Big banks, who will be hit first by the regulations on that date, may not appreciate the joke. But lawyers permitted themselves a nervous chuckle at the dark humour of the moment, with one partner at a big-name firm saying that the time frame was “frankly laughable”.
There has been a stay of execution on equity options and FX forwards, which will be ‘phased-in’ to the margin rules over a longer period.
But other equity classes, such as swaps and forwards, will still be caught by the September 1 deadline, while contracts for commodity derivatives, as well as typically non-cleared products such as single name credit default swaps, will also have to comply from that date.
That entails mountains of work for banks to get credit support annexes and collateral support units in order. Try they must, because they can hardly protest that they didn't see this coming. But with the best will in the world, banks still look desperately short of time to meet all of the ESMA mandate.
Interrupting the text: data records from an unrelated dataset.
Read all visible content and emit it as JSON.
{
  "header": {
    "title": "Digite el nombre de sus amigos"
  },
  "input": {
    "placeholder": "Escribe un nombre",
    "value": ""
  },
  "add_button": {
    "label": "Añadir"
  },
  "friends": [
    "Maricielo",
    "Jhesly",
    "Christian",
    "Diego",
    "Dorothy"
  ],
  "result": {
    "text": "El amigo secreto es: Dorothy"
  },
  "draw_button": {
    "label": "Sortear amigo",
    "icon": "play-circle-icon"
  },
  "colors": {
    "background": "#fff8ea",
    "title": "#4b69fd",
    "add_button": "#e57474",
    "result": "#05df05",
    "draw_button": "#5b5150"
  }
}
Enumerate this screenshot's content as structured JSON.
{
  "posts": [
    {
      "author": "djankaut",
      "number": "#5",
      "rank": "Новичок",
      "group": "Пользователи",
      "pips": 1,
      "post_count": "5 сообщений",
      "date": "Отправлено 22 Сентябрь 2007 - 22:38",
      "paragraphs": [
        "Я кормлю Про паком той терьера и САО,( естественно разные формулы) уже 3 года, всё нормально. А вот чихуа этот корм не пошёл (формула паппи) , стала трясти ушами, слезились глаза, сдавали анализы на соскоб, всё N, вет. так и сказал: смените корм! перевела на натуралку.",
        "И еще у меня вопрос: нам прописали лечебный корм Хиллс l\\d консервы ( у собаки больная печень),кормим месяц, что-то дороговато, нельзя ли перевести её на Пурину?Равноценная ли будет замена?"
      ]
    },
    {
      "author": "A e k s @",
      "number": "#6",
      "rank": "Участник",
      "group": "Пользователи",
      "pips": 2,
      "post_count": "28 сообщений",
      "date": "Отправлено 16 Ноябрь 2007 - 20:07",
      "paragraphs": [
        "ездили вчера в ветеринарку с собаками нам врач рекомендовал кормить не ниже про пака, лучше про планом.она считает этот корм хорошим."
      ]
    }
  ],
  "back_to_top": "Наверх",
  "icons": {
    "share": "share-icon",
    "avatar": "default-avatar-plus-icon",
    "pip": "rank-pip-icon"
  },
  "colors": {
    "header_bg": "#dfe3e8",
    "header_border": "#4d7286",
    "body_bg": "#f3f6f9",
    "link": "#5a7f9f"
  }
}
The joke thus hinges on a very serious question for regulators: what do they do when a whole industry falls short of the requirements they have set?
It is highly unlikely that they are prepared to answer that question now to banks, as to do so would no doubt have counterproductive effects. But they are going to have to come up with an answer for themselves, if they haven’t done so already.
In the US, regulators have a tried and tested procedure that suits their purposes: set impossible deadlines for market participants, but then send ‘letters of no action’ when they fail to meet them.
Europe does not have ‘letters of no action’ unfortunately. A roughly equivalent approach was taken with Article 55 compliance under the EU Bank Recovery and Resolution Directive last year, say lawyers, but that was a single regulator. Getting EU-wide leniency on regulation is a much tougher task and would be without precedent.
Europe’s regulators may have to face up to the facts though. They are taking the derivatives market itself into completely new territory. If they don’t find some flexibility to ease the transition then the joke could end up being on them.